Simple and Complete – God’s plan for the church

Since the fall of man in the Garden of Eden, the whole world has lain in wickedness. All mankind is by nature inclined to choose darkness rather than light, to obey Satan, the god of this world, rather than the Creator. Therefore God has from the beginning called people to come out of the kingdom of Satan and to love and serve God in His kingdom.

Those who have separated themselves from the realm of Satan and become members of the kingdom of God by a new birth and the baptism of the Holy Spirit should be united in love and faith. Yet even here Satan has been able to sow confusion by conflicting doctrines of human invention and by loyalty to human traditions.

Yet God’s plan is not complicated. We must allow Jesus to build His church, as he said He would. We do this by submitting to His commandments in the Bible as the Holy Spirit interprets them for the needs of our time and place. The Holy Spirit is not the source of confusion and dispute. Such things are the work of the enemy, Satan.

The church of God is a united body, bound together by faith and love in obedience to Christ, the head. It is also a spiritual temple built of living stones, that is believers led by the Spirit, of which Christ is the foundation. Here are believers untied to worship and praise God and to love and care for one another.

To maintain good order and charity in this body or temple, there must be leaders to instruct, encourage and help the members. Such leaders are chosen by the members, according to the leading of the Holy Spirit. The must be known to the other members as faithful and unblamable servants of God, and must not expect their service to God and the brotherhood to bring them material gain.
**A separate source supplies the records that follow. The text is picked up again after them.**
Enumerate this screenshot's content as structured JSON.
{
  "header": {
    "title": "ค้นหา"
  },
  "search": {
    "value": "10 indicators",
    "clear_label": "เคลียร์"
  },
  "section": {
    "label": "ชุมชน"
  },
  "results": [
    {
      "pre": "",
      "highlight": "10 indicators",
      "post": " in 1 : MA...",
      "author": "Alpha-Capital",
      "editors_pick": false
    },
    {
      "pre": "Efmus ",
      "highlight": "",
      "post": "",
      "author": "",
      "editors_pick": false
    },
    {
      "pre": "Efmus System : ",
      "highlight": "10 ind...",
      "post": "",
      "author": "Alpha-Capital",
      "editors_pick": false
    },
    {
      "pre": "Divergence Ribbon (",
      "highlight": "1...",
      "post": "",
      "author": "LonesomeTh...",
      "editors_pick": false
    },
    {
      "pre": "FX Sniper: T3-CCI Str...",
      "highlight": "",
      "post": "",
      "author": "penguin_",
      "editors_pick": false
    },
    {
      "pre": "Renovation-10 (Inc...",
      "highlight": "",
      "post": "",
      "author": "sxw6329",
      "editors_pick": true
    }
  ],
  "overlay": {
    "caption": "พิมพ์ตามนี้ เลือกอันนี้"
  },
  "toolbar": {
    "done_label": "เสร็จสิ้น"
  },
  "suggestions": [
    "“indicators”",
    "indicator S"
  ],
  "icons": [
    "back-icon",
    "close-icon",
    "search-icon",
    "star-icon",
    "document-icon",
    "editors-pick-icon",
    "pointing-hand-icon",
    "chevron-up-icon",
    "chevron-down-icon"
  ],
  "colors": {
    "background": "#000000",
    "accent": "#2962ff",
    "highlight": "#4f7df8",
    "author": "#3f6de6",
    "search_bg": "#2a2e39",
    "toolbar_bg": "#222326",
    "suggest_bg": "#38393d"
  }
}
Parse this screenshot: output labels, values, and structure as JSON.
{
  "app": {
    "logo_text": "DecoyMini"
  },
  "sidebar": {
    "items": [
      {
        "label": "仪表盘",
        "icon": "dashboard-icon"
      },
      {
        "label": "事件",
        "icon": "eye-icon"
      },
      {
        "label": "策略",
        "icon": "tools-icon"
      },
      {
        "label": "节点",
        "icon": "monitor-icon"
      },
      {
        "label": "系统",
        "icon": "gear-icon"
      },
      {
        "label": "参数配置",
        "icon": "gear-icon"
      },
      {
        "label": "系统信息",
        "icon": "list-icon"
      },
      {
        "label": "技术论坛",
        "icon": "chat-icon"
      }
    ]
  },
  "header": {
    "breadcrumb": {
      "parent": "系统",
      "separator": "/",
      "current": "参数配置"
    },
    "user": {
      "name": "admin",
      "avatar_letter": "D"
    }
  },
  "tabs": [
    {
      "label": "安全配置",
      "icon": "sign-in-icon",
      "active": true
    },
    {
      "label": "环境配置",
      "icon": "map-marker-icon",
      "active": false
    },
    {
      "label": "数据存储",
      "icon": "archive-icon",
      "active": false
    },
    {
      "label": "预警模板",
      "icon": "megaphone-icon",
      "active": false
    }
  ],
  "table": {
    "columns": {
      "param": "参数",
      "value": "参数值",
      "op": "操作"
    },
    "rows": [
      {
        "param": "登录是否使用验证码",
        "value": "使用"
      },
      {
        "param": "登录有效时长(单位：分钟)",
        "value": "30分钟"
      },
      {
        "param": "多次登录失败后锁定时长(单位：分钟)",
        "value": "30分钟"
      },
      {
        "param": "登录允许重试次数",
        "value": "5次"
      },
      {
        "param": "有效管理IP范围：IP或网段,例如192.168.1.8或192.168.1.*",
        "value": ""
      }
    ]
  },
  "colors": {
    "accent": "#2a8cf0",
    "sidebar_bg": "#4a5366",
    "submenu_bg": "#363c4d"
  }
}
Two types of leaders are described in the Bible. One, who may be called pastor, minister, elder, or evangelist, is principally occupied with the spiritual welfare of his fellow believers. The other, usually called a deacon, is principally occupied with the material welfare of fellow believers, in caring for the needy, the widows and orphans. These are chosen by the voice of the members and ordained by the laying on of hands of the elders. If any pastor or deacon departs in faith or conduct from the way of truth, he must be removed from his place.

If any member of the body or temple of Christ appears to depart from the way of truth, in faith or conduct, other members who are aware of this departure must reprove such a member. If he or she acknowledges their error and repents, peace and confidence is restored. If the erring member refuses the matter must be brought before the whole congregation. As a final step, an erring member who refuses the counsel of the congregation must be separated from the church until he or she repents. This must be done in love for the soul of the erring one and fear lest others be drawn away or that the church should be reproached for his or her wayward conduct.

The person who is severed from the fellowship of the church must be entreated in love to reconsider and repent. He or she is still welcome in worship services to be instructed in the gospel. When such a person truly repents before God and peace with God is restored, the church will then restore him or her to full fellowship with the brothers and sisters of the faith.

This is God’s plan for the church, a united body of believers who believe and live the truth of the gospel and proclaim it to others.

Meekness

Meekness rhymes with weakness; modern English dictionaries defines it with words that sound like weakness. That is not what the Bible means by meekness.

Meekness is a strength of character that is neither an inherited personality trait nor the work of the human will, but solely a gift of the Holy Spirit. It is an inner strength, founded on trust in God, which enables the child of God to face adversity, opposition and even persecution with assurance and joy rather than resistance or dispute.

The meek do not inherit the earth by strength of will, nor by timid and passive waiting. They proclaim their trust in God, their willingness to suffer injustice for His sake, their refusal to deny God for the sake of temporal safety. They make no counter accusations, but trust that in the end of all things God will judge them and others according to His perfect righteousness.

%d bloggers like this: